START Exercise materials
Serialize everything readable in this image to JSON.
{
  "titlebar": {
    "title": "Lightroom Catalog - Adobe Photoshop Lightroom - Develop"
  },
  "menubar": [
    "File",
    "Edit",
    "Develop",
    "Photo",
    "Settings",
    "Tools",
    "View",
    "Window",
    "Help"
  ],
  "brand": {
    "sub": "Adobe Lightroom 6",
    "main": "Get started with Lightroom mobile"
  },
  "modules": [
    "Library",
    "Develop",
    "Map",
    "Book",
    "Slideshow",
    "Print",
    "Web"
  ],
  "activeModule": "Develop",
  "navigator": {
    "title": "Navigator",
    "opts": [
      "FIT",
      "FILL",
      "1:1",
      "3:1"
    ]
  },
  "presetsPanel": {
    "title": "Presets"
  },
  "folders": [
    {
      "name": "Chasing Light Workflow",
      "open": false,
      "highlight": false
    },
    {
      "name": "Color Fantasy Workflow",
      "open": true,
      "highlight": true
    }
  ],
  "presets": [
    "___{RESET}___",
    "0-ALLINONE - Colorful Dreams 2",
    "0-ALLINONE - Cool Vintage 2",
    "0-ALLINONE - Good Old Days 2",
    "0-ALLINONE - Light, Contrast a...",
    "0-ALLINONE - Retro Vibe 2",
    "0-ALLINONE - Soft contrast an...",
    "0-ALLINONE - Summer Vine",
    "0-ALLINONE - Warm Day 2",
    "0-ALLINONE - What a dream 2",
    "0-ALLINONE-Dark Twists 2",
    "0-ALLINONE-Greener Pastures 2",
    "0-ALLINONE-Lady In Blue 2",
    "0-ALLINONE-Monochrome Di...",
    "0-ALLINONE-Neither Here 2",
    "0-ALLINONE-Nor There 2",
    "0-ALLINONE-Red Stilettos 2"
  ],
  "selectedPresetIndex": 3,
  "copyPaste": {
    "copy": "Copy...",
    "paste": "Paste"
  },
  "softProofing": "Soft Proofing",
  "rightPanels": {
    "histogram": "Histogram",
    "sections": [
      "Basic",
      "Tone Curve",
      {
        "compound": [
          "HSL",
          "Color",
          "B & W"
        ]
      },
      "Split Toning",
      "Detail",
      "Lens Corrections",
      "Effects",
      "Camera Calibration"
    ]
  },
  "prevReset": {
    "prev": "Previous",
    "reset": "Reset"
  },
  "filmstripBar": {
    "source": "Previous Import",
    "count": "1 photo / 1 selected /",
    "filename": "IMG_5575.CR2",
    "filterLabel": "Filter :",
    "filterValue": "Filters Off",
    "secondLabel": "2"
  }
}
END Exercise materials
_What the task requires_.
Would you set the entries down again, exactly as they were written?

_Output of the exercise_.
Serialize everything readable in this image to JSON.
{
  "titlebar": {
    "title": "Lightroom Catalog - Adobe Photoshop Lightroom - Develop"
  },
  "menubar": [
    "File",
    "Edit",
    "Develop",
    "Photo",
    "Settings",
    "Tools",
    "View",
    "Window",
    "Help"
  ],
  "brand": {
    "sub": "Adobe Lightroom 6",
    "main": "Get started with Lightroom mobile"
  },
  "modules": [
    "Library",
    "Develop",
    "Map",
    "Book",
    "Slideshow",
    "Print",
    "Web"
  ],
  "activeModule": "Develop",
  "navigator": {
    "title": "Navigator",
    "opts": [
      "FIT",
      "FILL",
      "1:1",
      "3:1"
    ]
  },
  "presetsPanel": {
    "title": "Presets"
  },
  "folders": [
    {
      "name": "Chasing Light Workflow",
      "open": false,
      "highlight": false
    },
    {
      "name": "Color Fantasy Workflow",
      "open": true,
      "highlight": true
    }
  ],
  "presets": [
    "___{RESET}___",
    "0-ALLINONE - Colorful Dreams 2",
    "0-ALLINONE - Cool Vintage 2",
    "0-ALLINONE - Good Old Days 2",
    "0-ALLINONE - Light, Contrast a...",
    "0-ALLINONE - Retro Vibe 2",
    "0-ALLINONE - Soft contrast an...",
    "0-ALLINONE - Summer Vine",
    "0-ALLINONE - Warm Day 2",
    "0-ALLINONE - What a dream 2",
    "0-ALLINONE-Dark Twists 2",
    "0-ALLINONE-Greener Pastures 2",
    "0-ALLINONE-Lady In Blue 2",
    "0-ALLINONE-Monochrome Di...",
    "0-ALLINONE-Neither Here 2",
    "0-ALLINONE-Nor There 2",
    "0-ALLINONE-Red Stilettos 2"
  ],
  "selectedPresetIndex": 3,
  "copyPaste": {
    "copy": "Copy...",
    "paste": "Paste"
  },
  "softProofing": "Soft Proofing",
  "rightPanels": {
    "histogram": "Histogram",
    "sections": [
      "Basic",
      "Tone Curve",
      {
        "compound": [
          "HSL",
          "Color",
          "B & W"
        ]
      },
      "Split Toning",
      "Detail",
      "Lens Corrections",
      "Effects",
      "Camera Calibration"
    ]
  },
  "prevReset": {
    "prev": "Previous",
    "reset": "Reset"
  },
  "filmstripBar": {
    "source": "Previous Import",
    "count": "1 photo / 1 selected /",
    "filename": "IMG_5575.CR2",
    "filterLabel": "Filter :",
    "filterValue": "Filters Off",
    "secondLabel": "2"
  }
}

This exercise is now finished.